### [WHAT NEEDS TO BE DONE]
Among the lines below, which ones contain the word "표준근로계약서"? Copy every such line.

● ● ● ●

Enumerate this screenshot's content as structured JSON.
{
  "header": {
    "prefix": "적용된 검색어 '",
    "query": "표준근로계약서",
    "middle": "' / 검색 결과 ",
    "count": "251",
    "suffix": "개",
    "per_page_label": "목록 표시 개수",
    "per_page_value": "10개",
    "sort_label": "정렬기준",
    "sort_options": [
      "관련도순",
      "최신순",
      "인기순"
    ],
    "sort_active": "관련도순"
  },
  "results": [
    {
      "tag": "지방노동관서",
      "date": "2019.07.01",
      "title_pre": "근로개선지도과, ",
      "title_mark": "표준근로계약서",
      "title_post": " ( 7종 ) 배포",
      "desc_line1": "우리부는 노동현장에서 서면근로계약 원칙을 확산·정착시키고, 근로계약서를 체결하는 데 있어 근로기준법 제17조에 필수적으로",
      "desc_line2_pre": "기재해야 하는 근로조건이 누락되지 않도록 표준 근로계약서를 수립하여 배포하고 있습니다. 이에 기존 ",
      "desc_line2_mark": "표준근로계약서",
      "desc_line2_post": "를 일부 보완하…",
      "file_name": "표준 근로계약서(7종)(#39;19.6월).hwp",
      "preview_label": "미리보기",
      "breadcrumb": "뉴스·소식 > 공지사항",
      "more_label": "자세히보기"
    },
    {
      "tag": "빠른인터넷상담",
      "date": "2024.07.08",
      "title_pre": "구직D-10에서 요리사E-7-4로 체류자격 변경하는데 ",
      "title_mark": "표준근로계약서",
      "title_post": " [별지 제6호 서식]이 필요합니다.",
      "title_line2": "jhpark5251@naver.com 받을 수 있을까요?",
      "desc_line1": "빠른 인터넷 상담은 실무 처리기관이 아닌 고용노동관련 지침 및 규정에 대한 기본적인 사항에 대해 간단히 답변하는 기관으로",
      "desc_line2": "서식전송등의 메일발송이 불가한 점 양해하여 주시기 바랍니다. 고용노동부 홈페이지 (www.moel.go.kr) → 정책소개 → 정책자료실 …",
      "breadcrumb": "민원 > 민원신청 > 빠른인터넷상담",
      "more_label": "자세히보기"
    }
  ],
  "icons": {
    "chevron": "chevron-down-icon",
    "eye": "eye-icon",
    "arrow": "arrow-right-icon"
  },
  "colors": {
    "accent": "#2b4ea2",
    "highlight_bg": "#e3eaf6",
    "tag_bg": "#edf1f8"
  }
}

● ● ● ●

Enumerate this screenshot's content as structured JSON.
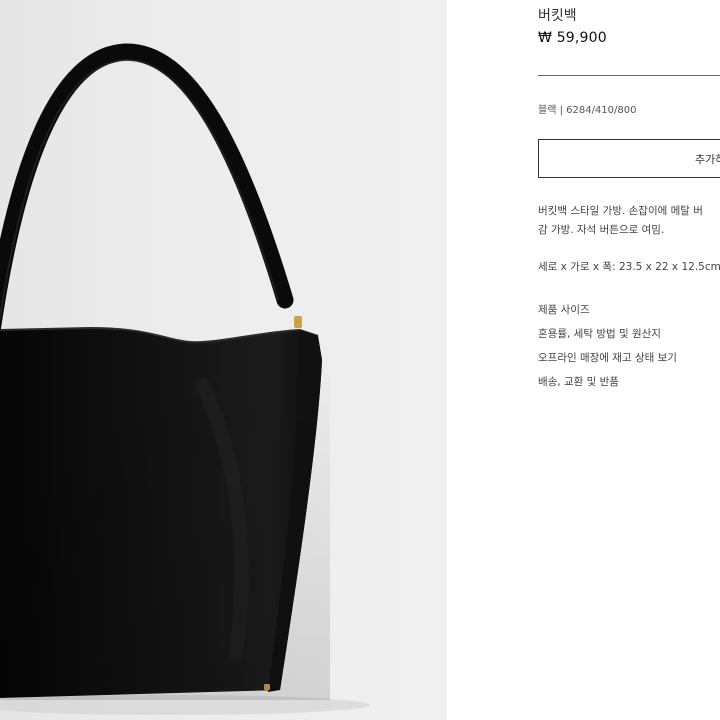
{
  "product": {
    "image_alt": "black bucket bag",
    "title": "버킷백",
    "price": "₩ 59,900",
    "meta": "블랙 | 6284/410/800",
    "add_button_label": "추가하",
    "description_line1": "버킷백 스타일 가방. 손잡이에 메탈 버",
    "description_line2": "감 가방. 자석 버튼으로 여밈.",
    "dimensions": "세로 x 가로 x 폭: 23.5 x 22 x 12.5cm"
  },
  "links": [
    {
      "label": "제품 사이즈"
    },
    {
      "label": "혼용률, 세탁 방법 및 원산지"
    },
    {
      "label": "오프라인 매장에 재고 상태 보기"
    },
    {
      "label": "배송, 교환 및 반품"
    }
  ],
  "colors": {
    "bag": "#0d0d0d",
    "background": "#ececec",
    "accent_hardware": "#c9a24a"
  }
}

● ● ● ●

### [SOLUTION TO THIS EXERCISE]
    "query": "표준근로계약서",
      "title_mark": "표준근로계약서",
      "desc_line2_mark": "표준근로계약서",
      "title_mark": "표준근로계약서",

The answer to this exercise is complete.